The Brave project is making a web browser that contains many features that have only been available as browser extensions until now. These include an ad blocker, tracking script blocker, and "HTTPS Everywhere" capability. Browsers like this have come and gone (Pale Moon, many obscure WebKit front-ends like surf), but Brave may be able to gain enough traction to be influential. We'll see. The project was co-founded by Brandon Eich in 2016.
I'm not necessarily paranoid about my unencrypted data on the web, or being tracked - I don't use a VPN service but I've been thinking about getting one. But for anyone browsing the web, I can't imagine a situation where you would want to look at an ad, communicate with a tracking script, or opt to use HTTP instead of HTTPS. Brave has the right idea because these features should just be built-in to the browser.
Google Chrome has been described as a "botnet" (I've heard that Iridium is better). Firefox's not-quite-mainstream status means that it often gives in to the status quo through fear of losing relevance, like including annoying DRM software. I don't know if Brave includes DRM software, but I can already see that removing stakeholders from the equation means that Brave can do things its own way. To the Brave project, that means taking away a lot of the features/bugs that Internet users have come to perceive as "normal". New projects like this have the freedom to set the standard.

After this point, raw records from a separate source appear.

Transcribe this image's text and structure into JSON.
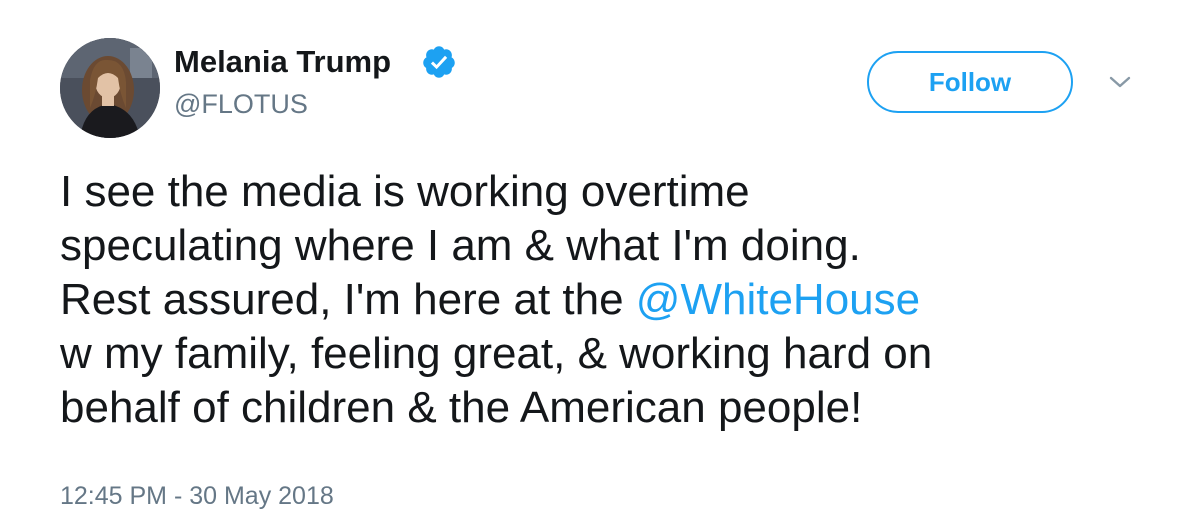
{
  "user": {
    "display_name": "Melania Trump",
    "handle": "@FLOTUS",
    "verified": true,
    "avatar_icon": "profile-photo"
  },
  "actions": {
    "follow_label": "Follow",
    "more_icon": "chevron-down-icon"
  },
  "tweet": {
    "lines": [
      {
        "text": "I see the media is working overtime"
      },
      {
        "text": "speculating where I am & what I'm doing."
      },
      {
        "before": "Rest assured, I'm here at the ",
        "mention": "@WhiteHouse"
      },
      {
        "text": "w my family, feeling great, & working hard on"
      },
      {
        "text": "behalf of children & the American people!"
      }
    ],
    "timestamp": "12:45 PM - 30 May 2018"
  },
  "colors": {
    "accent": "#1da1f2",
    "text": "#14171a",
    "muted": "#657786"
  }
}
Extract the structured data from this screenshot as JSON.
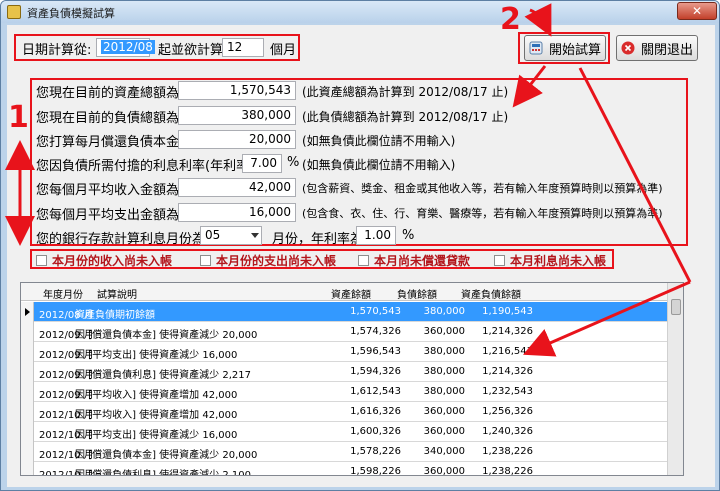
{
  "window": {
    "title": "資產負債模擬試算",
    "close_glyph": "✕"
  },
  "header": {
    "date_from_label": "日期計算從:",
    "date_from_value": "2012/08",
    "months_label": "起並欲計算",
    "months_value": "12",
    "months_unit": "個月",
    "start_button": "開始試算",
    "exit_button": "關閉退出"
  },
  "form": {
    "rows": [
      {
        "label": "您現在目前的資產總額為:",
        "value": "1,570,543",
        "note": "(此資產總額為計算到 2012/08/17 止)"
      },
      {
        "label": "您現在目前的負債總額為:",
        "value": "380,000",
        "note": "(此負債總額為計算到 2012/08/17 止)"
      },
      {
        "label": "您打算每月償還負債本金:",
        "value": "20,000",
        "note": "(如無負債此欄位請不用輸入)"
      },
      {
        "label": "您因負債所需付擔的利息利率(年利率):",
        "value": "7.00",
        "unit": "%",
        "note": "(如無負債此欄位請不用輸入)"
      },
      {
        "label": "您每個月平均收入金額為:",
        "value": "42,000",
        "note": "(包含薪資、獎金、租金或其他收入等，若有輸入年度預算時則以預算為準)"
      },
      {
        "label": "您每個月平均支出金額為:",
        "value": "16,000",
        "note": "(包含食、衣、住、行、育樂、醫療等，若有輸入年度預算時則以預算為準)"
      }
    ],
    "bank": {
      "label": "您的銀行存款計算利息月份為:",
      "month_value": "05",
      "month_unit": "月份，年利率為",
      "rate_value": "1.00",
      "rate_unit": "%"
    }
  },
  "checkboxes": [
    "本月份的收入尚未入帳",
    "本月份的支出尚未入帳",
    "本月尚未償還貸款",
    "本月利息尚未入帳"
  ],
  "table": {
    "headers": [
      "年度月份",
      "試算說明",
      "資產餘額",
      "負債餘額",
      "資產負債餘額"
    ],
    "rows": [
      [
        "2012/08 月",
        "資產負債期初餘額",
        "1,570,543",
        "380,000",
        "1,190,543"
      ],
      [
        "2012/09 月",
        "因 [償還負債本金] 使得資產減少 20,000",
        "1,574,326",
        "360,000",
        "1,214,326"
      ],
      [
        "2012/09 月",
        "因 [平均支出] 使得資產減少 16,000",
        "1,596,543",
        "380,000",
        "1,216,543"
      ],
      [
        "2012/09 月",
        "因 [償還負債利息] 使得資產減少 2,217",
        "1,594,326",
        "380,000",
        "1,214,326"
      ],
      [
        "2012/09 月",
        "因 [平均收入] 使得資產增加 42,000",
        "1,612,543",
        "380,000",
        "1,232,543"
      ],
      [
        "2012/10 月",
        "因 [平均收入] 使得資產增加 42,000",
        "1,616,326",
        "360,000",
        "1,256,326"
      ],
      [
        "2012/10 月",
        "因 [平均支出] 使得資產減少 16,000",
        "1,600,326",
        "360,000",
        "1,240,326"
      ],
      [
        "2012/10 月",
        "因 [償還負債本金] 使得資產減少 20,000",
        "1,578,226",
        "340,000",
        "1,238,226"
      ],
      [
        "2012/10 月",
        "因 [償還負債利息] 使得資產減少 2,100",
        "1,598,226",
        "360,000",
        "1,238,226"
      ]
    ]
  },
  "annotations": {
    "step1": "1",
    "step2": "2"
  },
  "colors": {
    "annotation_red": "#e8131b",
    "selection_blue": "#3399ff",
    "checkbox_red": "#b3161c"
  }
}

Brave uses Chromium's Blink engine for displaying web pages, and puts its own user interface on top of that. I've been using Brave as my main browser for a week now and it doesn't have any major quirks, and it's noticeably faster than Firefox. Because it uses a lot of Chromium's UI components, I can imagine doing web development with Brave, but I think I will still be using Chromium as well for a while.